Mills said Maine uses oil for home heating more than any other state, and heat pumps offer a more efficient and affordable alternative while curbing carbon emissions and creating jobs. She said 100,000 heat pumps have already been installed and there is a goal to add 175,000 more by year 2027.
Hochul said there is an issue of equity and fairness, and that 40% of resources for heat pump installations – coupled with components such as improved insulation — will go toward retrofitting the homes of lower-income individuals and disadvantaged communities where residents may experience high heating bills in winter, lack of air conditioning in summer, and poor air quality based on location.
“They do not deserve to live in ‘Asthma Alley,’” she said.
Zaida said it might be easy to “resign to a sense of doom and despair” over climate change, but countered that Friday’s gathering represented an opportunity to harness “the power and ingenuity of the American people” led by the involved states. And “decarbonizing buildings” can make a substantial reduction in both greenhouse gas emissions and home energy costs, said Zaida.
Zaida thanked the governors “for their leadership” in working with the Biden Administration toward “a very clear target … 20 million heat pumps in this decade.” For bold action, he said, “It’s a good bet to bet on the U.S.”
The commitments were announced during Climate Week NYC in New York. Alliance members cite a goal of decarbonizing buildings to achieve zero-emission new construction “as soon as practical” and accelerating efforts to eliminate emissions from existing buildings at a pace “consistent with emissions targets under the Paris Agreement.”
The alliance was launched in June 2017 by the governors of Washington, New York, and California following the Trump Administration’s decision to withdraw the U.S. from the Paris Agreement.

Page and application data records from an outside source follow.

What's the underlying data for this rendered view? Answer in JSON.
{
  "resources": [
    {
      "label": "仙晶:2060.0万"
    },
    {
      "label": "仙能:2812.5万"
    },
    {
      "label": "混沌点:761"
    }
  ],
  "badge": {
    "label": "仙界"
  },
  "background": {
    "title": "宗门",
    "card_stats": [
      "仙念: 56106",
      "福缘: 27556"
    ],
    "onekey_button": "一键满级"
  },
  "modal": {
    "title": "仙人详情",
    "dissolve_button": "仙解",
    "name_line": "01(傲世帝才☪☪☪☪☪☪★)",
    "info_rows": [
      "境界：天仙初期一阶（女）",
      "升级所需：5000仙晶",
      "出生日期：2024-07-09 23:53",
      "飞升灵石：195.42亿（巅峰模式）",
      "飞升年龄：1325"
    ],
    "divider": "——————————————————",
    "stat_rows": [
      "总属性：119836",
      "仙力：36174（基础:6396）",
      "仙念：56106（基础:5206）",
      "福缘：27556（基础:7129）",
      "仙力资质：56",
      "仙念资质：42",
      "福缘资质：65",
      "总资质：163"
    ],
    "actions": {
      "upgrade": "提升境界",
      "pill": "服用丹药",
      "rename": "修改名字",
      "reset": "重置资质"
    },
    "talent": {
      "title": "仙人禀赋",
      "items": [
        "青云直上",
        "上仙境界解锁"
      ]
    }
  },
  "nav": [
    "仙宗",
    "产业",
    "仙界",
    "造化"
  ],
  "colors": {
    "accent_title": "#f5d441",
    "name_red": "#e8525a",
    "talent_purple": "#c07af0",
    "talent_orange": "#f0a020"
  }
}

Within the alliance, the only current Republican governor is Phil Scott of Vermont. Other member governors and their states or territories are Katie Hobbs of Arizona, Gavin Newsom of California, Jared Polis of Colorado, Ned Lamont of Connecticut, John Carney of Delaware, Lou Leon Guerrero of Guam, Josh Green of Hawaii, JB Pritzker of Illinois, John Bel Edwards of Louisiana, Wes Moore of Maryland, Maura Healey of Massachusetts, Gretchen Whitmer of Michigan, Tim Walz of Minnesota, Phil Murphy of New Jersey, Michelle Lujan Grisham of New Mexico, Roy Cooper of North Carolina, Tina Kotek of Oregon, Josh Shapiro of Pennsylvania, Pedro Pierluisi of Puerto Rico, Daniel McKee of Rhode Island, Phil Scott of Vermont, and Tony Evers of Wisconsin.
Republished with the permission of The Center Square.